* _EXERCISE_
Show all lines of the listing that contain the word "signal".

### GIVEN ENTRIES ###

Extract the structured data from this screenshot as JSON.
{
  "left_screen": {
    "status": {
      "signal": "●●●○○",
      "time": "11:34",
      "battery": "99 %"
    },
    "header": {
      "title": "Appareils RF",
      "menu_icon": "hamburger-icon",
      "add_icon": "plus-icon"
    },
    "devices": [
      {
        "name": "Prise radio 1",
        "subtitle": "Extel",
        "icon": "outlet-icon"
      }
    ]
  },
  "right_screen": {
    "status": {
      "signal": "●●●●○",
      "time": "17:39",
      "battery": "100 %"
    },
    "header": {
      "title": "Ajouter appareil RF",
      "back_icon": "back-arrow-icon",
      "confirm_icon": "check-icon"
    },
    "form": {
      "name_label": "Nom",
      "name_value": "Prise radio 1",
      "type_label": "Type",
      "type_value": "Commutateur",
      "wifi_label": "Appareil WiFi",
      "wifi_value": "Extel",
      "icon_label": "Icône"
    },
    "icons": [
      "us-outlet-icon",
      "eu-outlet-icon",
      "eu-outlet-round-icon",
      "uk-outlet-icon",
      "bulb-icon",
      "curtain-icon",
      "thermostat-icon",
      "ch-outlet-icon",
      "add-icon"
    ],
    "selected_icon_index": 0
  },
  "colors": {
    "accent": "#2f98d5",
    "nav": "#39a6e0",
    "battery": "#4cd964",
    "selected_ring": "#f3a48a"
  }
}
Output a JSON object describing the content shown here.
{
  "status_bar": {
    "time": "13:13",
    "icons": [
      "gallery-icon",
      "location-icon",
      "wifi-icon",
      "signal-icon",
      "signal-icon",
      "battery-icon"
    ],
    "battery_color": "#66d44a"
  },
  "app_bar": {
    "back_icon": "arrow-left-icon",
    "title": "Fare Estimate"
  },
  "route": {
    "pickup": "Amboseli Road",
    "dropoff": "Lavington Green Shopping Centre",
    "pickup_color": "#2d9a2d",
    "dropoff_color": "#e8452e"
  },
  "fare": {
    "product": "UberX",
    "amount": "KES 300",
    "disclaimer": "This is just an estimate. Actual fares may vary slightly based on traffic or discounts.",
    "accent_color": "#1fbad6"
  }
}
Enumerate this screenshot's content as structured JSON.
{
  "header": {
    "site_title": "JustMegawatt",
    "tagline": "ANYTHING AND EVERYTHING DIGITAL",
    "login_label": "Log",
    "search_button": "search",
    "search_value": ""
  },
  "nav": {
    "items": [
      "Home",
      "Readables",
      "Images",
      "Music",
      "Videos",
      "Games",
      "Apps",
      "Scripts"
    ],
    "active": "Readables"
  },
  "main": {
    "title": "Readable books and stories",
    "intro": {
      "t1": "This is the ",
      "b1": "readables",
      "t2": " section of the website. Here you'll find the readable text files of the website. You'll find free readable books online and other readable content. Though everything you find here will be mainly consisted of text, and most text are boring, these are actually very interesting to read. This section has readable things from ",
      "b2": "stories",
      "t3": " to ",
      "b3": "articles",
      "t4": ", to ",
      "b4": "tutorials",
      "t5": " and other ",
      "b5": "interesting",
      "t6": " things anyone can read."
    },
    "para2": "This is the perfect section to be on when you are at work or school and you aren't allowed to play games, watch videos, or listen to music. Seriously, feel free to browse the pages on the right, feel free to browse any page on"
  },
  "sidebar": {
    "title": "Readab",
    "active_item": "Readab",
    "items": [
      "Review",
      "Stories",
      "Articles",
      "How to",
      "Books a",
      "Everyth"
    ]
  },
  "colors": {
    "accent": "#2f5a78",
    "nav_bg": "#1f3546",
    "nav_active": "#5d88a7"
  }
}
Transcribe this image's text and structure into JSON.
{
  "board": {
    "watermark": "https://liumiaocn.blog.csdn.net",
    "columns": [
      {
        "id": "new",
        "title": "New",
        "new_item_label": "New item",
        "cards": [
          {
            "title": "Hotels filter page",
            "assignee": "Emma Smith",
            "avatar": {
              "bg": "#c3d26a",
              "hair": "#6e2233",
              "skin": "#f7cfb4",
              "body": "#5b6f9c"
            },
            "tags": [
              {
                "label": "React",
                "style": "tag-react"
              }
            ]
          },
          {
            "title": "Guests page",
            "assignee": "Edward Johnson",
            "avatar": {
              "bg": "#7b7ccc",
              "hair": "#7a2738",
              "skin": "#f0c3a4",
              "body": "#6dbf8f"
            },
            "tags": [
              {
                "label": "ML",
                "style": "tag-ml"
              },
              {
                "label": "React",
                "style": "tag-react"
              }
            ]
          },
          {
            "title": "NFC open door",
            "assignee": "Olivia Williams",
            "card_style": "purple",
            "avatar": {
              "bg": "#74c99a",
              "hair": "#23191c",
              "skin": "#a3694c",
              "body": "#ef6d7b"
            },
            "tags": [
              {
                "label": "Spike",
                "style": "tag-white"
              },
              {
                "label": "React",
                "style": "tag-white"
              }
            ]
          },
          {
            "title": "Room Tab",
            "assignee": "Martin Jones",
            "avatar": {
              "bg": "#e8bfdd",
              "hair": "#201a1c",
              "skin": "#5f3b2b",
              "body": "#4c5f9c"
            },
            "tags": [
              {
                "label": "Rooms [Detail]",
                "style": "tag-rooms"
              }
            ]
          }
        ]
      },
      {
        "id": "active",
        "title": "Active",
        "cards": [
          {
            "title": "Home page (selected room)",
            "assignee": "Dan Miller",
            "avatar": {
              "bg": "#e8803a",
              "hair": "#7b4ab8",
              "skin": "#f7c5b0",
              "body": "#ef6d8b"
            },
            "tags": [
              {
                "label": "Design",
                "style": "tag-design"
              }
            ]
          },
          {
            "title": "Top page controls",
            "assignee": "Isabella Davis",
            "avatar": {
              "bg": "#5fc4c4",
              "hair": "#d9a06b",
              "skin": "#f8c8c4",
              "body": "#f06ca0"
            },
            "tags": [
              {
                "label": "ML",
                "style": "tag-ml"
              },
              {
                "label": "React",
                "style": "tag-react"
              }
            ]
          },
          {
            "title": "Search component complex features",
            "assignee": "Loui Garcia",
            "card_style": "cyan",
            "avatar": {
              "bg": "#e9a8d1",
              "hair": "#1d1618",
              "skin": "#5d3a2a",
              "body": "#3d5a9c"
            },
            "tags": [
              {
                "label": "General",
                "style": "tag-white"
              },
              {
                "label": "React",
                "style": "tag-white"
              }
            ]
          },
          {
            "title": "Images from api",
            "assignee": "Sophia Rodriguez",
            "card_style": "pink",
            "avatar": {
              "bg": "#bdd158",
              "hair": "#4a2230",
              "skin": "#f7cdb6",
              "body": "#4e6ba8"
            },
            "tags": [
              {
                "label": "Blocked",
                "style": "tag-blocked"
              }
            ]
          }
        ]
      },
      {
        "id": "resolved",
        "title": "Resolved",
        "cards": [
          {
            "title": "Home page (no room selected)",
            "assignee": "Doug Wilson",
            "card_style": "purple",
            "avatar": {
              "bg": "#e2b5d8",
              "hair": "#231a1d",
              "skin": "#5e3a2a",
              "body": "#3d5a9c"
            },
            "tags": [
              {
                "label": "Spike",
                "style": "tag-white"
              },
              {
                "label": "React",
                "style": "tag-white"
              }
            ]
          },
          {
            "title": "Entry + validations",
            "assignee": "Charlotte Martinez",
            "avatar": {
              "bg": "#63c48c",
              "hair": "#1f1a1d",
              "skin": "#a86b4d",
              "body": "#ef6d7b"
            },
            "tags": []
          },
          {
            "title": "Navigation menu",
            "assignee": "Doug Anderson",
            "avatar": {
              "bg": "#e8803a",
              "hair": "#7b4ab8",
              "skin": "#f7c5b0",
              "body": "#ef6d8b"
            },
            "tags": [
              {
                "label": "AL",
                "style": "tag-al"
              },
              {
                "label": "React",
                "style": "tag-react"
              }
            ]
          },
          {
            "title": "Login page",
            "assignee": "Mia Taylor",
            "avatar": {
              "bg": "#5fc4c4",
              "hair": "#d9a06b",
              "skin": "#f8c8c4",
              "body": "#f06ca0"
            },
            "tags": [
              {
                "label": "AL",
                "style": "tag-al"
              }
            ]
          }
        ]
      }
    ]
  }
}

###

* _ANSWER BOX_
      "signal": "●●●○○",
      "signal": "●●●●○",
      "signal-icon",
      "signal-icon",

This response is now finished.